Talking Points: Chara can't shield Carlo from rough night
Patrick Maroon might have been one of the least likely players to leave TD Garden on Thursday night with a hat trick, but that’s exactly what happened with Maroon scoring three of Edmonton’s four goals on the evening. Maroon finished with a plus-3 rating and a fight with Zdeno Chara as the cherry on top of the sundae, and had six shot attempts, a hit, a takeaway and a blocked shot to go along with his offensive exploits. Give Maroon credit for maximizing his chances skating with Connor McDavid and Leon Draisaitl, and for those two players knowing how to put a rugged winger into positions where he could succeed. He was a very noticeable player with or without the puck on his stick on Thursday night.
Give Zdeno Chara credit for standing up and challenging Patrick Maroon to a fight in the first period when he felt the Bruins needed an emotional charge. It was the right move and the exact right time, and his team responded for most of the next 40 minutes. But he hasn’t been able to shield rookie Brandon Carlo as effectively lately, and the 20-year-old defenseman had another rough night in the first real patch of his NHL career. He was among the players beaten by a Connor McDavid backhand saucer pass in the first period, and then couldn’t stop Ryan Nugent-Hopkins from crashing the net just seconds into the third period as well. Those were two key goals against, the difference between a win and a loss in a one-goal game. Carlo is a minus-10 in his last 15 games with the Bruins, and it’s clear he’s (totally understandably) hit a bit of a wall in his first year.

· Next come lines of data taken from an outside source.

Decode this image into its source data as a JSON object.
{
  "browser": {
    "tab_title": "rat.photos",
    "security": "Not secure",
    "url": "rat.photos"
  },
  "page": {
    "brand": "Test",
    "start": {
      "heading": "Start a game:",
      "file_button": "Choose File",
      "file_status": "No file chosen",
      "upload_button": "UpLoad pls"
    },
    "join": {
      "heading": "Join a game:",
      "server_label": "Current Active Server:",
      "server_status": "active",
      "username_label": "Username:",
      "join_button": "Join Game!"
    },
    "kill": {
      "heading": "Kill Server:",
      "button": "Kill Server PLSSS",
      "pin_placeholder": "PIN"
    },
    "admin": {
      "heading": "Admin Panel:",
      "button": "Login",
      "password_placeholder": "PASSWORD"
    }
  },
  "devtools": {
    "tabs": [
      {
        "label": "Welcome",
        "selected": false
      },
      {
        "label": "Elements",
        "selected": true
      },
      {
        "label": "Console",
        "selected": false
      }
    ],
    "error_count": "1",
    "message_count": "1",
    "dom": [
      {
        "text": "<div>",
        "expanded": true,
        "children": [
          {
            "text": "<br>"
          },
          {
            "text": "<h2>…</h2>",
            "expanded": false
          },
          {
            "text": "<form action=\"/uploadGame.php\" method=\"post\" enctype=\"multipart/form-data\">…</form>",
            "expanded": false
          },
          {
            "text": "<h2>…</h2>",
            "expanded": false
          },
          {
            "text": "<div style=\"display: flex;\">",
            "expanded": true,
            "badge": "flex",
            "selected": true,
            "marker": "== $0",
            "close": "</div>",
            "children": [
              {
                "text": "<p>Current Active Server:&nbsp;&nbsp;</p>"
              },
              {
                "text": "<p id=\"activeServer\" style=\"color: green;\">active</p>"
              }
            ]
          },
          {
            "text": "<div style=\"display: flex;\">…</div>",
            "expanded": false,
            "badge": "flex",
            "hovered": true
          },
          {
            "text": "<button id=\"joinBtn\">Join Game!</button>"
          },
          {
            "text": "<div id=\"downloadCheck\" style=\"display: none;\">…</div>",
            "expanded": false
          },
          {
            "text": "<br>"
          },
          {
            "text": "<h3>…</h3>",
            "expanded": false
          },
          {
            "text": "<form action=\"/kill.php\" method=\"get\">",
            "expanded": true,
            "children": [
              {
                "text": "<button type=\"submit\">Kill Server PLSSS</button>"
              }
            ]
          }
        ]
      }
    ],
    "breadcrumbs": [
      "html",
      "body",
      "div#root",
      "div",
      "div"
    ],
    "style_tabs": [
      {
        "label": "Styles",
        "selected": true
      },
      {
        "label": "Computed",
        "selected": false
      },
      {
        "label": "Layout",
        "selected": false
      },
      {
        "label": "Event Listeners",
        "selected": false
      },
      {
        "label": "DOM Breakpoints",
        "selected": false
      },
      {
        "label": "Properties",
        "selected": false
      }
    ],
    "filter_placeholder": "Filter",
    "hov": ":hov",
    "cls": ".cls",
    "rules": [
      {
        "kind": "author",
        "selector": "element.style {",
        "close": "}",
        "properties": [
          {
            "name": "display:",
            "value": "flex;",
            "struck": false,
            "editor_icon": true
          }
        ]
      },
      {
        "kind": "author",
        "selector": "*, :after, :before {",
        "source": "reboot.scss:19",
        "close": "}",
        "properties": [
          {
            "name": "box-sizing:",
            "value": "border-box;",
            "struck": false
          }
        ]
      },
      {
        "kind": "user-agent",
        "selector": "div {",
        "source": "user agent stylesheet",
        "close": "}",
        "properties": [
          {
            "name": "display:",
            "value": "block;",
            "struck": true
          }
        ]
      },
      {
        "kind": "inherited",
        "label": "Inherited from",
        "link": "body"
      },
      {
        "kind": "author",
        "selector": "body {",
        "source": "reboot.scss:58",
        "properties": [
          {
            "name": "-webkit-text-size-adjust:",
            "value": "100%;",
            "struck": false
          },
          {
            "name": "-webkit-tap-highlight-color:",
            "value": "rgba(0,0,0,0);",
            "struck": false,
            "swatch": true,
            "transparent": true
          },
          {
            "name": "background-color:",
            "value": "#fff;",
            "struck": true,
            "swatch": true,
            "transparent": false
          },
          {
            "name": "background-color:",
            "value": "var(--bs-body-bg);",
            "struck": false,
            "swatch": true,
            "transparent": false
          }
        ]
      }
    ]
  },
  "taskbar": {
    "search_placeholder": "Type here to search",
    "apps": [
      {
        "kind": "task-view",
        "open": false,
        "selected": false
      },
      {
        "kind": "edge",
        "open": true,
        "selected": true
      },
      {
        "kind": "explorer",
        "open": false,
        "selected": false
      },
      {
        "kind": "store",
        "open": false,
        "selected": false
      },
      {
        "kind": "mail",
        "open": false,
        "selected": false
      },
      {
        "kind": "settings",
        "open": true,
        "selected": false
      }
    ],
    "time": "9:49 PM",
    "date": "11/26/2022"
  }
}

The Bruins had entered the second intermission tied at a 2-2 score, and had outshot the Oilers by a 15-9 advantage in the middle 20 minutes as well. So the B’s looked like they were in pretty good shape with 20 minutes to go, and their bad goal right out of the gate already out of the way courtesy of the first period. But they pulled the same stunt in the third period as well giving up a goal on the very first shift out of the intermission with Ryan Nugent-Hopkins crashing the net before a puck bounced off him and into the net. The go-ahead Edmonton goal stunned the Bruins for much of the third period, and it was too late when they finally got their bearings late in the game.
Colin Miller was excellent in this game, and just keeps getting better and better. He finished with 21:51 of ice time, scored the first goal of the game for the Bruins that was, at the time, a very big answer on Boston’s part. He finished with eight shot attempts, three registered hits, a takeaway and two blocked shots and played the perfect puck-moving defenseman game while not allowing himself to get caught too much in the defensive zone. He was on the ice for Patrick Maroon’s game-winner, but that appeared to be a Torey Krug faux pas rather than anything Miller did to botch the play. Tonight was a season-high in ice time for Miller, and with good reason the way he played with aggression and assertiveness.
BY THE NUMBES
10 – the number of losses for the Bruins in their last 15 games as they continue to be stuck in a month-long funk that they can’t get out of.
QUOTE TO NOTE
“It was a night where it was dedicated to Milt [Schmidt] and what he has done. I felt that we let him and obviously his family, including the fans, down.” – Zdeno Chara, talking about a disappointing loss on the night they remembered Milt Schmidt one day after his passing.